Re: "Self-defense" or Something Else?
A little something on the language of aikido:
It's a pet peeve of mine, and it happens all over the place not just in aikido, but it seems to me that the practice of using the etymology of words to find their true, somehow hidden meaning is unsound.
Aggression does not = irimi
Yes it may derive from the Latin meaning ‘advance toward' but it now clearly denotes hostility or an attack. (Otherwise an aggressive irimi would be redundant, but it's not. You can have a timid irimi. It may be bad, but it's still an irimi).
Similarly, Aikido does not = ‘the way of harmony and energy' (or however you want to translate the kanji)
Ai, ki and do are clearly components of the term aikido, and it's fun to talk about them and see how they fit in, but the word aikido refers to a specific thing: this art we practice. If not we could use ‘aikido' to label any activity that uses these components.
So when we talk about a ‘martial art', this is an English term applied to various disciplines. But it's an arbitrary category. Sure, an ‘art of war' is about killing and destroying, but labeling aikido as a martial art doesn't mean that it is in fact an art of war.
It's an accident of English that ‘martial art' is applied to aikido. My unscholarly guess is that when the Japanese arts came to the west they were grouped into strange categories like budo and bujutsu and people looked around for a translation for these terms and came up with ‘martial art' for all. They could have just as easily come up with ‘fighting system' or ‘violent practice' or "vigorous training" or simply "expertise" (the literal translation of kung fu). Then we'd be discussing whether aikido is really violent, or is it actually a system (as opposed to whether it's martial or really an art...)
With that said...
In Etruscan times, Mars was the god of springtime, and growth. It was only with the rise of the Romans and their warlike culture that he became associated with war because, legend had it the Romans were descended from Mars and they wanted to up their intimidation factor (his mom was Juno, the queen of the gods and his dad... a magical flower). So they ascribed warlike attributes to Mars and eventually raised him to the equivalent of Ares (the Greek god of war).
The word ‘martial' in English means having to do with the military as opposed to ‘civil', having to do with the citizenry.
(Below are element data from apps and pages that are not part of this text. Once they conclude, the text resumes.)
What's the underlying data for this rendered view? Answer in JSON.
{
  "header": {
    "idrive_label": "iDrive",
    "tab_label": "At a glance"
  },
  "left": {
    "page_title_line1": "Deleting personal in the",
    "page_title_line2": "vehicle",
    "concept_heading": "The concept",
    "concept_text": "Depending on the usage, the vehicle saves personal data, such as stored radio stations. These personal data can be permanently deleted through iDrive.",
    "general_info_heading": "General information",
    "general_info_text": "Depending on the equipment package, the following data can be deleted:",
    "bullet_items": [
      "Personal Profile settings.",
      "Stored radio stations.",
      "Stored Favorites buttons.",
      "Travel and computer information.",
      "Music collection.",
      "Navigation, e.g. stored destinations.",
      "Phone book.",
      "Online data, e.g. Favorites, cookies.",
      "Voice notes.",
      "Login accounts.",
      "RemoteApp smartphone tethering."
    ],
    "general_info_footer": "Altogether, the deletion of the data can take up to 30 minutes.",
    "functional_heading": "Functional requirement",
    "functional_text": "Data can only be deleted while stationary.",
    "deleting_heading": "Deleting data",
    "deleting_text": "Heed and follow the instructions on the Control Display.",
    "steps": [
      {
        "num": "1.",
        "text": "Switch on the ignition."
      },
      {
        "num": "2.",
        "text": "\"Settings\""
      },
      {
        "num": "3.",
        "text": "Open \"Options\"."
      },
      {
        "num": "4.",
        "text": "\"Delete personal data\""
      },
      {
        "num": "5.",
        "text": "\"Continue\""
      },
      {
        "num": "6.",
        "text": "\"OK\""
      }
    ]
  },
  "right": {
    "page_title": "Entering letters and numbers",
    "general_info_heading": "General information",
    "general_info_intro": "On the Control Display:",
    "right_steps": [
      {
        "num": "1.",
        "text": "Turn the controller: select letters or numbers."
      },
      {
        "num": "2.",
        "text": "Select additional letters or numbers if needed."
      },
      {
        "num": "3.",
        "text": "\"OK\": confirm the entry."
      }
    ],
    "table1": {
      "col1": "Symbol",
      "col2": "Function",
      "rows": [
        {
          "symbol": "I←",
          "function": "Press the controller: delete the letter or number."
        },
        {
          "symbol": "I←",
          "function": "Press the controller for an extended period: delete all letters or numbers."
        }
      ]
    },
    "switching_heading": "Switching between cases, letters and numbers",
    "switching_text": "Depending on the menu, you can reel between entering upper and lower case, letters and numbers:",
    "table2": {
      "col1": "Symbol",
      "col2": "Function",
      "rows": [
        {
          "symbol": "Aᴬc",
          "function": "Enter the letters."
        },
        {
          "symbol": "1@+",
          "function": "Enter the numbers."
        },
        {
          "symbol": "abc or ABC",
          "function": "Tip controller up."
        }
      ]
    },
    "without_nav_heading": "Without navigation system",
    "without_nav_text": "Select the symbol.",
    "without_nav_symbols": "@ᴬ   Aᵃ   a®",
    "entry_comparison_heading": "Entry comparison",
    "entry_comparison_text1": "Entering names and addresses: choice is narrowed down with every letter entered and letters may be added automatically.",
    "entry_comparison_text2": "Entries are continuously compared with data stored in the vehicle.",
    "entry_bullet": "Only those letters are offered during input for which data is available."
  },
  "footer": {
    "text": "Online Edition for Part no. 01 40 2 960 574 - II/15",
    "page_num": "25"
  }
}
Martial law vs. civil law; martial disobedience vs. civil disobedience; even martial war (two militaries fighting each other) vs. civil war (the citizenry fighting itself). But I don't think anyone's arguing that aikido is somehow exclusive to the military.
Similarly, people tend to get caught up in the ‘art' part of the term. You hear, ‘Remember, it's an art form.' to justify the aesthetic concerns of aikido.
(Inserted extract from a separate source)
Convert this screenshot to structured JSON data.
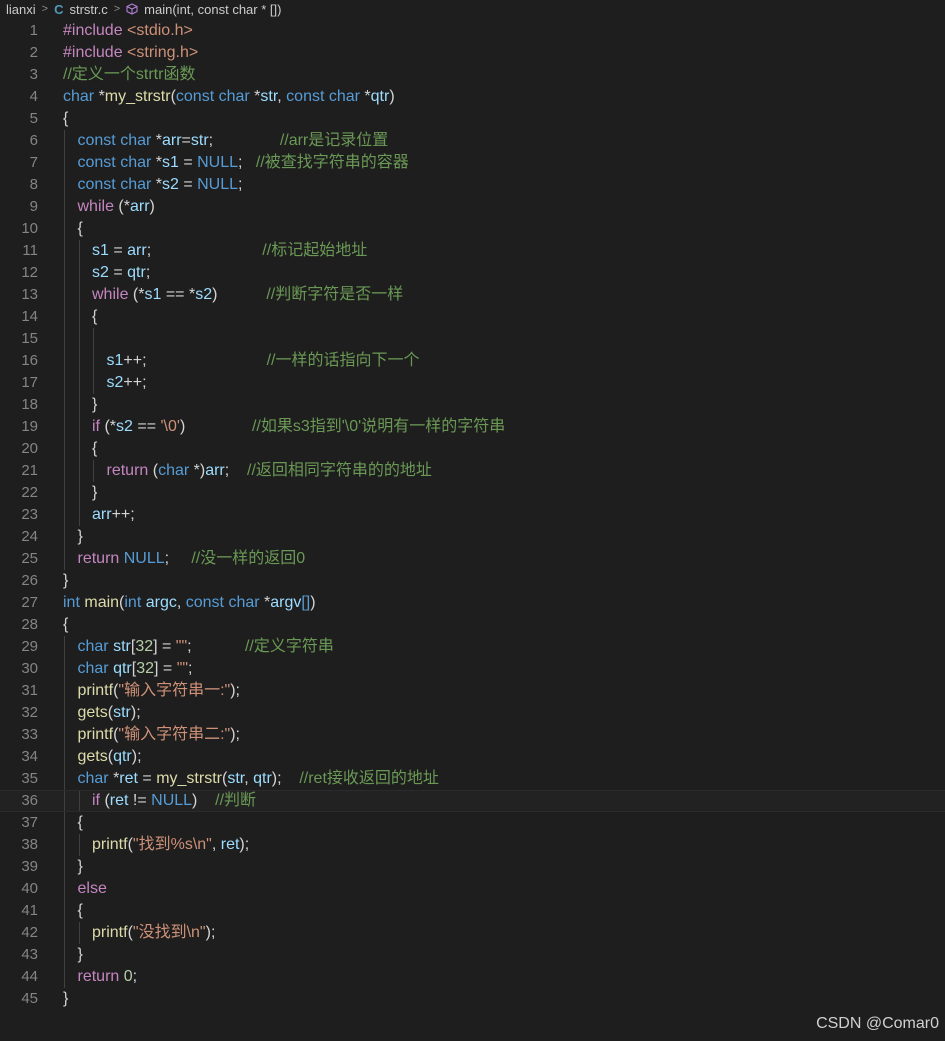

But aikido is not necessarily martial or an art form. It is a martial art... a separate category of things that includes karate, capoeira, systema... a wide variety of things, some of which are martial, some of which are artful, some neither and some both.
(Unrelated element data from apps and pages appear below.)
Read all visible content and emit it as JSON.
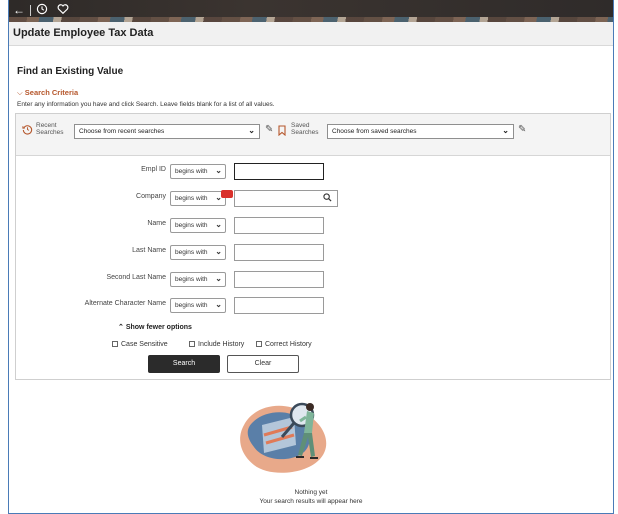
{
  "topbar": {
    "back_icon": "back-arrow-icon",
    "history_icon": "recent-history-icon",
    "favorite_icon": "heart-icon"
  },
  "page": {
    "title": "Update Employee Tax Data",
    "heading": "Find an Existing Value"
  },
  "criteria": {
    "toggle_label": "Search Criteria",
    "instructions": "Enter any information you have and click Search. Leave fields blank for a list of all values."
  },
  "recent": {
    "label_line1": "Recent",
    "label_line2": "Searches",
    "placeholder": "Choose from recent searches"
  },
  "saved": {
    "label_line1": "Saved",
    "label_line2": "Searches",
    "placeholder": "Choose from saved searches"
  },
  "fields": [
    {
      "label": "Empl ID",
      "operator": "begins with",
      "value": ""
    },
    {
      "label": "Company",
      "operator": "begins with",
      "value": ""
    },
    {
      "label": "Name",
      "operator": "begins with",
      "value": ""
    },
    {
      "label": "Last Name",
      "operator": "begins with",
      "value": ""
    },
    {
      "label": "Second Last Name",
      "operator": "begins with",
      "value": ""
    },
    {
      "label": "Alternate Character Name",
      "operator": "begins with",
      "value": ""
    }
  ],
  "options": {
    "toggle_label": "Show fewer options",
    "case_sensitive": "Case Sensitive",
    "include_history": "Include History",
    "correct_history": "Correct History"
  },
  "buttons": {
    "search": "Search",
    "clear": "Clear"
  },
  "empty": {
    "line1": "Nothing yet",
    "line2": "Your search results will appear here"
  },
  "colors": {
    "accent": "#b5562b",
    "primary_button": "#2b2b2b",
    "frame_border": "#4a7bb7"
  }
}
It's still a valid discussion to debate whether aikido is self-defense (which, as someone already pointed out, doesn't require and may preclude the destruction of others) or something else, but I don't think using the term ‘martial art' as evidence of the destructive nature of aikido holds up.